I also know, am quite sure, that tomorrow I am tired. These nights, which used to be the cornerstone of both my academic and social lives back in the days of my youth with my vim and my vigour and my long-flowing mane of hair. They came two, three in a row, piece of cake, not a problem. Heck, that was what kept me going; sleep deprivation became its own little drug bringing along little endorphin rushes at the extremity of my fatigue. But this, dear reader, is now. The little pumps that pushed those hormones seem to have grown weak, or perhaps have taken a vacation from my aging body. Who knows?

It isn't that I don't want to sleep; of course I do. I am here in E________ with the lovely wife in the bedroom, safe, warm, comforting. But here I am with you, or rather with myself using you as a surrogate for talking to myself as the minutes tick by on the clock over there.

I don't know why I am awake, or to be more precise, why I cannot go to sleep. I am awake precisely because I can't sleep, but that still leaves me with why. I do not feel particularly anxious – no more than the usual baseline. I do not have any great problems looming over me. As odd as it may seem to hear this from me, but the world is good at the moment.

So, here I sit tonight, as it grows later and later. My brain remains in that same oddly humming fuzz it was in a couple of hours ago. I neither grow more tired, nor more awake. I simply jitter here in this odd state of in between: slightly droopy, slightly twitchy. At least I can be pretty sure that this shan't last for the days on end it used to, that tomorrow night I will gladly curl up in bed with a book and a duvet, the wife beside me, and I will sleep. Tomorrow night there will be cherubic slumber.

But tonight I cannot sleep. Therefore, I know, tomorrow I am tired.


02 November 2007

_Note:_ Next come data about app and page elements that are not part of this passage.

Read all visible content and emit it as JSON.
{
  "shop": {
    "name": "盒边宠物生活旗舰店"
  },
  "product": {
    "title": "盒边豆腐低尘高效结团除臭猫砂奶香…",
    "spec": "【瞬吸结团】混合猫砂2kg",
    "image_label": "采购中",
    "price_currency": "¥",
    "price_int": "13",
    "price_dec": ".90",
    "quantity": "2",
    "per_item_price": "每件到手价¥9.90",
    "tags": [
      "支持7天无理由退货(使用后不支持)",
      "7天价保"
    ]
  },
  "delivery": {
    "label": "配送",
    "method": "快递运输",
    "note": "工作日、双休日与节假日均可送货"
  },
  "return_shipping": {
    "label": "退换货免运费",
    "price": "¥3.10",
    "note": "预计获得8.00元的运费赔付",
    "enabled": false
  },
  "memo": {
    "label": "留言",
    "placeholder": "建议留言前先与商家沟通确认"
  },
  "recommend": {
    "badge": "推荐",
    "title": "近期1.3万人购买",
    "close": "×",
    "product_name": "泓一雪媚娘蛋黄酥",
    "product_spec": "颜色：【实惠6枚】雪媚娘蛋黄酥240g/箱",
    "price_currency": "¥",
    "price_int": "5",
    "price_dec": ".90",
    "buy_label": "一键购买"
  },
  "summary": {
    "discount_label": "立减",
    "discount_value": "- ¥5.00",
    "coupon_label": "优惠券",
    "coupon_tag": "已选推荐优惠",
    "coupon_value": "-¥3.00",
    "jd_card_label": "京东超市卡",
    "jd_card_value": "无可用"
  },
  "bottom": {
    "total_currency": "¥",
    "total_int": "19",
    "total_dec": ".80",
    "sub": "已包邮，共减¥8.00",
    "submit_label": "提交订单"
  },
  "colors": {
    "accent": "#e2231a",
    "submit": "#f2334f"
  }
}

Remember, dear reader, the image I posted a few days ago. You know, that bit of signage I sent in to The Times Online. Well, that bit of signage, the one demanding that all children remain downtrodden, is a finalist in the Sign of The Times contest.

Thus, dear reader, you should go there and vote for said image. It is not that I will gain anything from it; it is simply a matter of feeding my addiction.

Feed Me!

Feed Me!



I grow fond of grey. Not so much the color, but the sky, as a balm to the ever-decreasing ascension of the sun. Yes, that dense cover of clouds overhead today that dilutes the increasingly feeble sun, but also diffuses it, sets it glow into every corner of the firmament. More importantly it obscures just how low the sun's – perhaps overly ambitiously termed – rise is now. The grey masques the sun's meagre height in its shroud of uniformity. One need not look sideways to find the sun on days like today; it is enough to know that it is up there, somewhere, hidden, that the sky is grey.

I know the grey of winter will be oppressive, like a blanket too heavy to kick off, but this grey is not that. Not yet. It filters out the low-looming light, hiding from me the suns impending scarcity. This grey is a comfort, a shelter. It does not foreshadow storms, great deluges of rain, torrents of wind; it simply veils the sky, or perhaps it my eyes that are veiled.

I grow fond of grey, though I know soon I will bemoan it. But today it is grey, so I dance.